> [Activity]
In the material below, find each line with the word "layout" and list it.

> [Exercise data]
------------------------------------------------------------------------
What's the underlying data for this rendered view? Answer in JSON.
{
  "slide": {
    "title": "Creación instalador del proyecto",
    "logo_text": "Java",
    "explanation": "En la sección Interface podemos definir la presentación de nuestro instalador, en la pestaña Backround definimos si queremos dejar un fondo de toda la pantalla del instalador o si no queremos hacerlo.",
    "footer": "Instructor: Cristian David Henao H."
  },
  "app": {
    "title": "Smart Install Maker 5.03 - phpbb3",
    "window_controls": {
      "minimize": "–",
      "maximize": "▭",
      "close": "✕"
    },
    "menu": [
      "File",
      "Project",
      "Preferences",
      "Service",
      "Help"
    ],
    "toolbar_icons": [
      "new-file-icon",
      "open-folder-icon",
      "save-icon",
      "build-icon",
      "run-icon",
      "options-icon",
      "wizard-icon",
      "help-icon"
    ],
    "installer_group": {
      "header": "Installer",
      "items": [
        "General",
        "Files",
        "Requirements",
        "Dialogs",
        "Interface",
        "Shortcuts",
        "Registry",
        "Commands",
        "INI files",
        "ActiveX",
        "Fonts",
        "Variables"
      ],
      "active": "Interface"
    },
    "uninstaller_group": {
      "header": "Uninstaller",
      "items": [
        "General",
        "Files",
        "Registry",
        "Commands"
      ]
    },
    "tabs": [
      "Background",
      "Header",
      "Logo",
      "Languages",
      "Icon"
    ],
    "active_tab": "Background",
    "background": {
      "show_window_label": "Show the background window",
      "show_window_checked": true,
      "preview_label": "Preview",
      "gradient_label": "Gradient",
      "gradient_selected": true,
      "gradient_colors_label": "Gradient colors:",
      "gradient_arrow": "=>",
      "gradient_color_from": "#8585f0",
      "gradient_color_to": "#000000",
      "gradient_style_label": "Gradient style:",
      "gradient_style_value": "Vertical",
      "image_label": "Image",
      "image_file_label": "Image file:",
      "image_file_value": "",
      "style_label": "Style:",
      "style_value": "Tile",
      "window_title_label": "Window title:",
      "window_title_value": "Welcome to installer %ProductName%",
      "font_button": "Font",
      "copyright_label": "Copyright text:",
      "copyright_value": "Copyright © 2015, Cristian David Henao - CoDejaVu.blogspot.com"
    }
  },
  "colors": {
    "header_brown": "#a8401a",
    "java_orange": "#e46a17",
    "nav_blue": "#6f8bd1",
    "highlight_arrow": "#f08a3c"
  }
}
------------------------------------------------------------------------
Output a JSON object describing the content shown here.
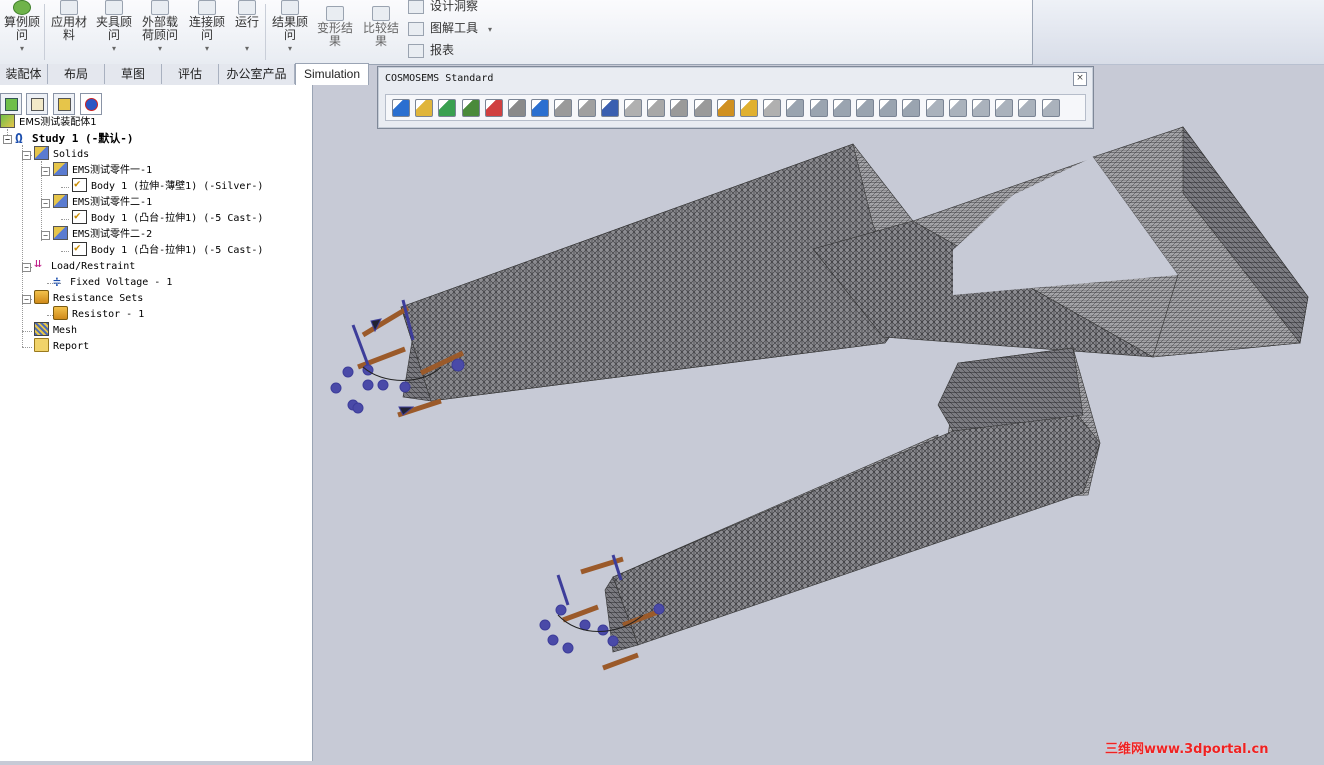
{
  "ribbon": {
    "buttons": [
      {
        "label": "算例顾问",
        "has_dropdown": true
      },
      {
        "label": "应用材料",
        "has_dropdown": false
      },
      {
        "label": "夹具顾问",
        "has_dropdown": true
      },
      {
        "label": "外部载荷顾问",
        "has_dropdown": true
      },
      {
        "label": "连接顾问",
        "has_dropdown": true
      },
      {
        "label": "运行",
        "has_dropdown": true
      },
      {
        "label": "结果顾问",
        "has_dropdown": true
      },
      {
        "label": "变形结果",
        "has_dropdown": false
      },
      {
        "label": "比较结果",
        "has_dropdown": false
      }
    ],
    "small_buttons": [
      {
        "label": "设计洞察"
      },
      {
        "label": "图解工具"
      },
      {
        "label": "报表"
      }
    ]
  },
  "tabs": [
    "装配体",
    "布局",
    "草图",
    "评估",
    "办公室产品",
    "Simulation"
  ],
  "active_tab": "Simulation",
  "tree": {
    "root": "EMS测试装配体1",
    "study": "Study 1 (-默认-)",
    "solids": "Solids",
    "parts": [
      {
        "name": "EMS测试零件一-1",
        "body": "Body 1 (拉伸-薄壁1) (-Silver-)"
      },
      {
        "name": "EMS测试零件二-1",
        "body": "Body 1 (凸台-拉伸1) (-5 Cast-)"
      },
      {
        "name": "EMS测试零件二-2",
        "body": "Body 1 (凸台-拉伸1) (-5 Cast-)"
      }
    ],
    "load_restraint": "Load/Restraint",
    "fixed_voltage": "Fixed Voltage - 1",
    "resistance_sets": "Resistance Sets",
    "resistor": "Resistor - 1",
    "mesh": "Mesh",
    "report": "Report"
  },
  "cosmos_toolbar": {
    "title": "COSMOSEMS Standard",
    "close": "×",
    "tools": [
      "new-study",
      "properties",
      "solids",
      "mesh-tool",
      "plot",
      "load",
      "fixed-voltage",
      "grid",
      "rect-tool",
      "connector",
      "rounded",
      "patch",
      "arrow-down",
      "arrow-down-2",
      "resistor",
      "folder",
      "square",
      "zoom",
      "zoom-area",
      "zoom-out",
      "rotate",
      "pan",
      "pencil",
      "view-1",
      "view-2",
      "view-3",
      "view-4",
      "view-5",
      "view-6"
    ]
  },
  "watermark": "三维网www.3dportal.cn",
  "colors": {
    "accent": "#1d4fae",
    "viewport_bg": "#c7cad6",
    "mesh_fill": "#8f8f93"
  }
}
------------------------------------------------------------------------
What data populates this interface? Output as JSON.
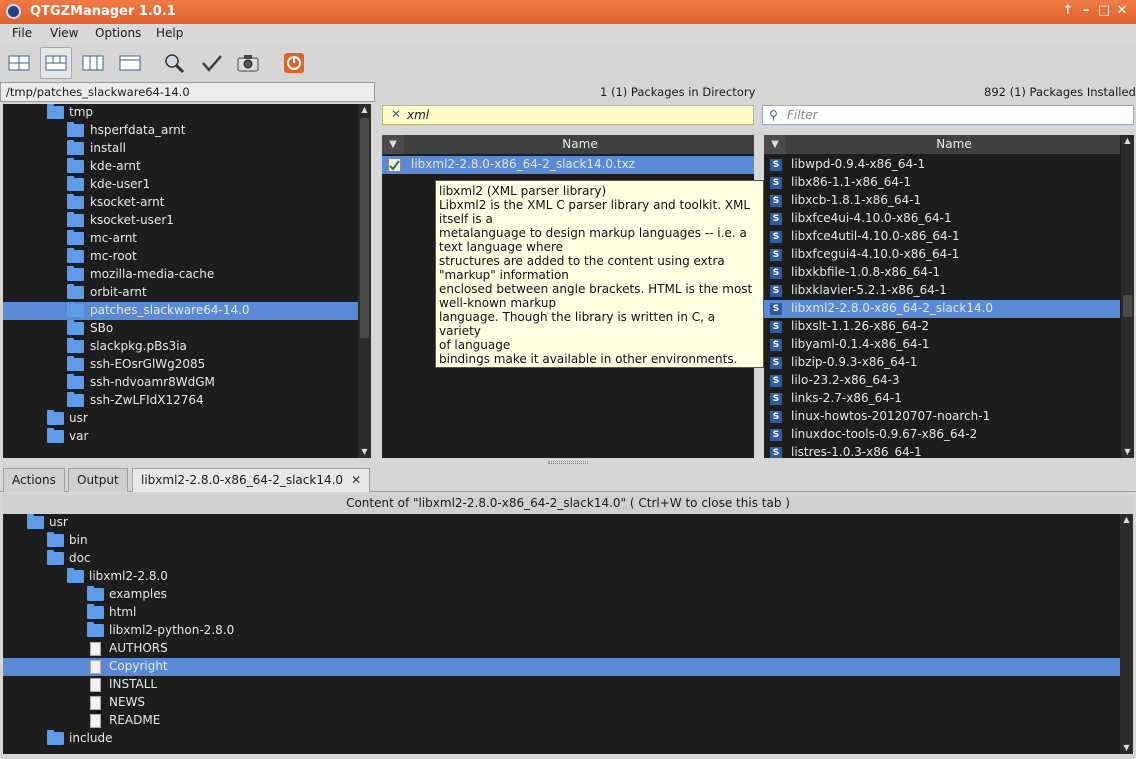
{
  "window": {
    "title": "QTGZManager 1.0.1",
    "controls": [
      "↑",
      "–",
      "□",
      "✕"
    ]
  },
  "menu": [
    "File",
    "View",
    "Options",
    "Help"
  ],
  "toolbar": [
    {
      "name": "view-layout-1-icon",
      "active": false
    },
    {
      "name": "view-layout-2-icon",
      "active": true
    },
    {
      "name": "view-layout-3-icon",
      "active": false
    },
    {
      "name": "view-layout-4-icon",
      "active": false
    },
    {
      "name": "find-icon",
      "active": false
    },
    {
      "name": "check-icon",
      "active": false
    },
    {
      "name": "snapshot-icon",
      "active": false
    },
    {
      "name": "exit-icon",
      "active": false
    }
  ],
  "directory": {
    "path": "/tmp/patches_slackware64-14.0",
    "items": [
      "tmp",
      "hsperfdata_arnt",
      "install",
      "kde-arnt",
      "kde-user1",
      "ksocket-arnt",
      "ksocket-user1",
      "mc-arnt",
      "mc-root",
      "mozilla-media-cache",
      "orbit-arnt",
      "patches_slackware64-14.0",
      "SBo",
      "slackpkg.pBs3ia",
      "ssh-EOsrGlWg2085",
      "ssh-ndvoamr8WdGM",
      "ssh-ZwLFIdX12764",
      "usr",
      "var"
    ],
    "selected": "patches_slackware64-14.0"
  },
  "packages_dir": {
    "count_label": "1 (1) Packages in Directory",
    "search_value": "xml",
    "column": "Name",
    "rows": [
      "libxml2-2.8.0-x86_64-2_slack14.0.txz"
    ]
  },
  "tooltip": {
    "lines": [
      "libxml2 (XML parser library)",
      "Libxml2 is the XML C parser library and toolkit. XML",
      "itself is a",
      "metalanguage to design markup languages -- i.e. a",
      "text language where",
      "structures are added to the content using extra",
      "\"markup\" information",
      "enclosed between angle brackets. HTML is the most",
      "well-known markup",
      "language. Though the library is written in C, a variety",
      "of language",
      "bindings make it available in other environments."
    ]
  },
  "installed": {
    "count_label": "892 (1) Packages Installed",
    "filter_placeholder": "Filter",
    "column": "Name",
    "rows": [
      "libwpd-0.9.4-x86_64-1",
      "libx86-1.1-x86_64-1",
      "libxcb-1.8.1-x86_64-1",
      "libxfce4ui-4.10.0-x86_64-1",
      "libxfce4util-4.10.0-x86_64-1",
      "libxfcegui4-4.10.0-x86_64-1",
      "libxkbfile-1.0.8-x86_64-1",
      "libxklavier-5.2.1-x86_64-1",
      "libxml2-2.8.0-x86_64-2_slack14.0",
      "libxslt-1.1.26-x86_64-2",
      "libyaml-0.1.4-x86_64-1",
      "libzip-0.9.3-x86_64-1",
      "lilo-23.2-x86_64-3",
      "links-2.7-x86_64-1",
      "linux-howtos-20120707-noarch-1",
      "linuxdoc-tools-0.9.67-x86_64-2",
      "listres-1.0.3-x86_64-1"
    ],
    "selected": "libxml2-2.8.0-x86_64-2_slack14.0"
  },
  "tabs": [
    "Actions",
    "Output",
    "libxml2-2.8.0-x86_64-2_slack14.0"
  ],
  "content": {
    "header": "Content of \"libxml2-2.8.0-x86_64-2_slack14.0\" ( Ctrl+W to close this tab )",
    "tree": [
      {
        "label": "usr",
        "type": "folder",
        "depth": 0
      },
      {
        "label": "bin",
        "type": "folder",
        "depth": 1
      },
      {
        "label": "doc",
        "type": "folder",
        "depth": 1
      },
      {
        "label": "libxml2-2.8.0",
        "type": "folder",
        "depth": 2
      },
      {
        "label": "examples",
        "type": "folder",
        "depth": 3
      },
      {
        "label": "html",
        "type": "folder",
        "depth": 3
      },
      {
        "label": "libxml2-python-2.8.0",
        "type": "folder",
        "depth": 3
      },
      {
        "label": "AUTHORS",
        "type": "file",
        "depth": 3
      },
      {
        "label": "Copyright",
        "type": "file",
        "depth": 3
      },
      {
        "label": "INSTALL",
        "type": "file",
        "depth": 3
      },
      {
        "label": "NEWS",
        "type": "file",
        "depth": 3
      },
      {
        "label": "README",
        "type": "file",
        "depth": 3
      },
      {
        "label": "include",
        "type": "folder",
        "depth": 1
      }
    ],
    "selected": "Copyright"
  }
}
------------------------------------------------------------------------
> [Written response]
      "name": "view-layout-1-icon",
      "name": "view-layout-2-icon",
      "name": "view-layout-3-icon",
      "name": "view-layout-4-icon",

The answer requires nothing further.